▶ _Problem_
What is needed is an exact copy of every entry below.
--- Exercise materials Enclosed Below ---
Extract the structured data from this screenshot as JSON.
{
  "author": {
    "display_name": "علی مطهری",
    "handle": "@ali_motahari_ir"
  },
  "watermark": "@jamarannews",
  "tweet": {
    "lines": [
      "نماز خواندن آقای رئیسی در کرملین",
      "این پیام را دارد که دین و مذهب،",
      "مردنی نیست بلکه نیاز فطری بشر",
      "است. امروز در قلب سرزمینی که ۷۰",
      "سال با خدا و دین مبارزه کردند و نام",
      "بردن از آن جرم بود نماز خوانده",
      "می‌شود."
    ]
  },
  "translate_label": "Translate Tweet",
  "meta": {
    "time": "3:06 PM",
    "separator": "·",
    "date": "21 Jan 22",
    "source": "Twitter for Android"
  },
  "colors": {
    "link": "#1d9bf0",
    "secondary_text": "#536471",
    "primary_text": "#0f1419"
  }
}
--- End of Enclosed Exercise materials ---
▶ _Solution_
Extract the structured data from this screenshot as JSON.
{
  "author": {
    "display_name": "علی مطهری",
    "handle": "@ali_motahari_ir"
  },
  "watermark": "@jamarannews",
  "tweet": {
    "lines": [
      "نماز خواندن آقای رئیسی در کرملین",
      "این پیام را دارد که دین و مذهب،",
      "مردنی نیست بلکه نیاز فطری بشر",
      "است. امروز در قلب سرزمینی که ۷۰",
      "سال با خدا و دین مبارزه کردند و نام",
      "بردن از آن جرم بود نماز خوانده",
      "می‌شود."
    ]
  },
  "translate_label": "Translate Tweet",
  "meta": {
    "time": "3:06 PM",
    "separator": "·",
    "date": "21 Jan 22",
    "source": "Twitter for Android"
  },
  "colors": {
    "link": "#1d9bf0",
    "secondary_text": "#536471",
    "primary_text": "#0f1419"
  }
}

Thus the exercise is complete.